Ridley's breakout game could pay off for Jones, Sanu and the rest of the offense in future games, including when Cincinnati (2-1) visits Sunday. It could be more difficult for opponents to devote extra coverage to the Falcons' veteran receivers when there is compelling evidence of Ridley's speed and big-play ability shredding a defense.

"It will help out a lot," Sanu said. "Calvin is explosive, as you saw on Sunday. He's definitely a game changer for us."

In all, Ridley had seven catches for 146 yards against New Orleans, and his three touchdown catches matched Jones' total for the 2017 season. Factor in Ridley's touchdown catch the week before in a win against the Carolina Panthers, and Ridley certainly appears to be another top target for quarterback Matt Ryan.

"He creates unbelievable separation," Ryan said. "His acceleration out of cuts is really good. His patience for a young receiver versus man-to-man coverage, knowing how to win and the timing of the play - all of that stuff usually takes a long time to learn, and he's been doing it naturally."

Ridley's first time touching the ball against the Saints came at tailback, where he was stopped after taking a pitch from Ryan. His impact at receiver made that gadget play easy to forget.

Ridley said he doesn't know if his big game will lead to more attention from the Bengals' defense.

"I really don't have any idea," he said. "I'm just going to go out there and work and give myself the best chance to produce and give my team the best chance to win."

Falcons coach Dan Quinn was careful to point out Jones helped to create the scoring opportunities for Ridley in Atlanta's partnership of former University of Alabama receivers and first-round draft picks. Jones was taken sixth overall in 2011, while Ridley was drafted 26th this past spring.

"Usually when you open the book, you're staring at 11," Quinn said of opposing defensive coordinators' worries about Jones, a two-time All-Pro first-team selection. "He's the one who gets your attention right off the bat to say 'OK, how is this man not going to wreck the game?'"

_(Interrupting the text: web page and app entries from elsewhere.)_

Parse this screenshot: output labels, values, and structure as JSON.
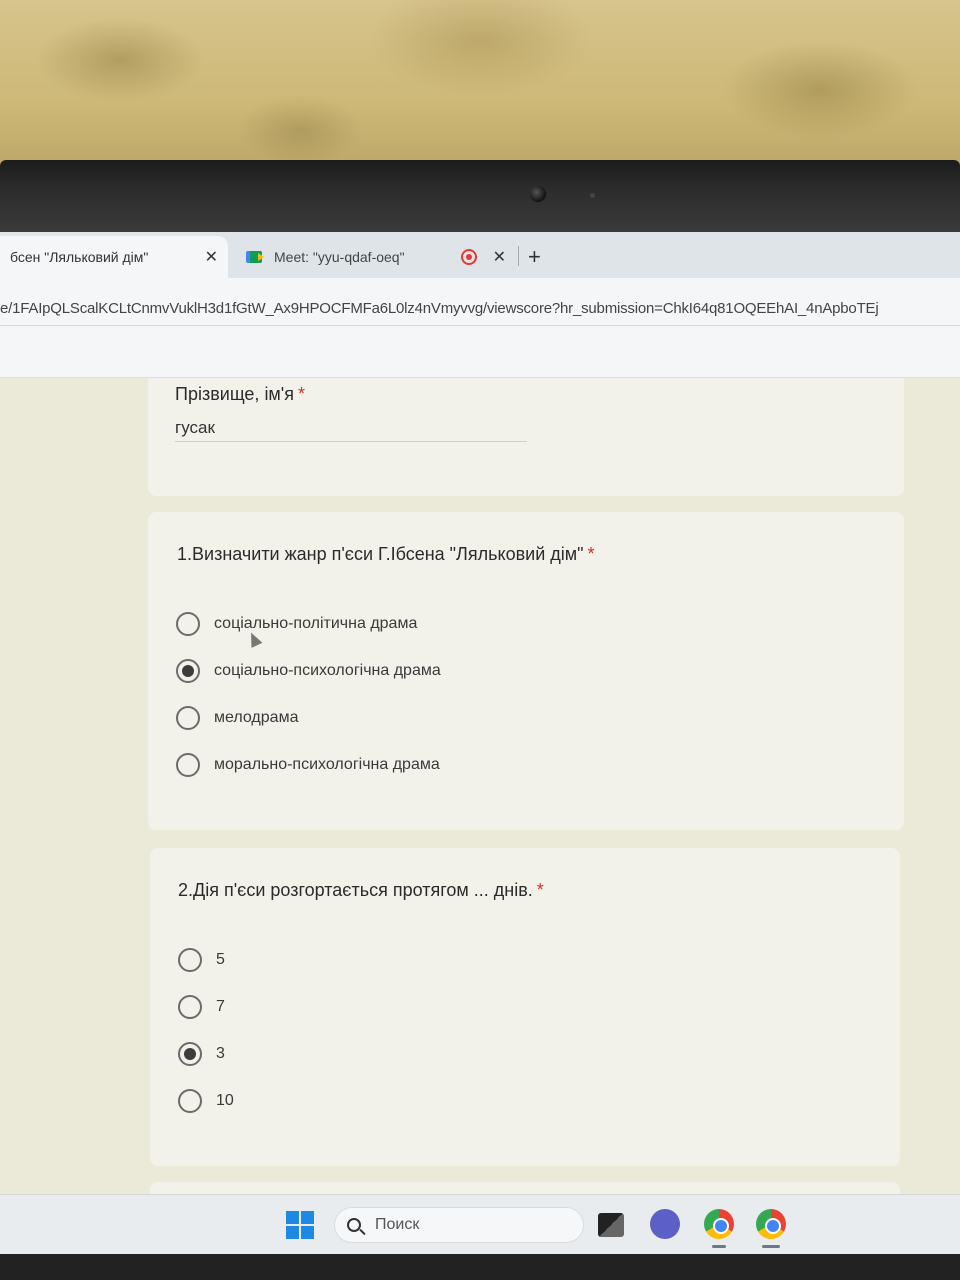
{
  "browser": {
    "tabs": [
      {
        "label": "бсен \"Ляльковий дім\"",
        "close": "✕"
      },
      {
        "label": "Meet: \"yyu-qdaf-oeq\"",
        "close": "✕"
      }
    ],
    "new_tab": "+",
    "url": "e/1FAIpQLScalKCLtCnmvVuklH3d1fGtW_Ax9HPOCFMFa6L0lz4nVmyvvg/viewscore?hr_submission=ChkI64q81OQEEhAI_4nApboTEj"
  },
  "form": {
    "name_question": {
      "label": "Прізвище, ім'я",
      "required": "*",
      "value": "гусак"
    },
    "q1": {
      "title": "1.Визначити жанр п'єси Г.Ібсена \"Ляльковий дім\"",
      "required": "*",
      "options": [
        {
          "label": "соціально-політична драма",
          "selected": false
        },
        {
          "label": "соціально-психологічна драма",
          "selected": true
        },
        {
          "label": "мелодрама",
          "selected": false
        },
        {
          "label": "морально-психологічна драма",
          "selected": false
        }
      ]
    },
    "q2": {
      "title": "2.Дія п'єси розгортається протягом ... днів.",
      "required": "*",
      "options": [
        {
          "label": "5",
          "selected": false
        },
        {
          "label": "7",
          "selected": false
        },
        {
          "label": "3",
          "selected": true
        },
        {
          "label": "10",
          "selected": false
        }
      ]
    }
  },
  "taskbar": {
    "search_placeholder": "Поиск",
    "icons": [
      "windows-start-icon",
      "search-icon",
      "task-view-icon",
      "chat-icon",
      "chrome-icon",
      "chrome-icon"
    ]
  },
  "colors": {
    "required_star": "#d93025",
    "page_bg": "#ebe9d8",
    "card_bg": "#f2f1ea"
  }
}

Now Ridley is another big concern for defenses.

Another former Crimson Tide star, Cincinnati cornerback Dre Kirkpatrick, is expected to shadow Jones on Sunday.

Quinn said the strength of Atlanta's rejuvenated offense, which has topped 30 points in back-to-back games, is boasting "multiple guys who have unique skill sets. Fortunately for us, we have a few of those."

The offense may have to carry a bigger load as the Falcons attempt to replace three injured starters on defense. Safety Ricardo Allen was placed on season-ending injured reserve Tuesday with a torn Achilles' tendon sustained against the Saints.

Strong safety Keanu Neal (knee) already was out for the year, and linebacker Deion Jones (foot) also is on injured reserve and must miss at least eight games.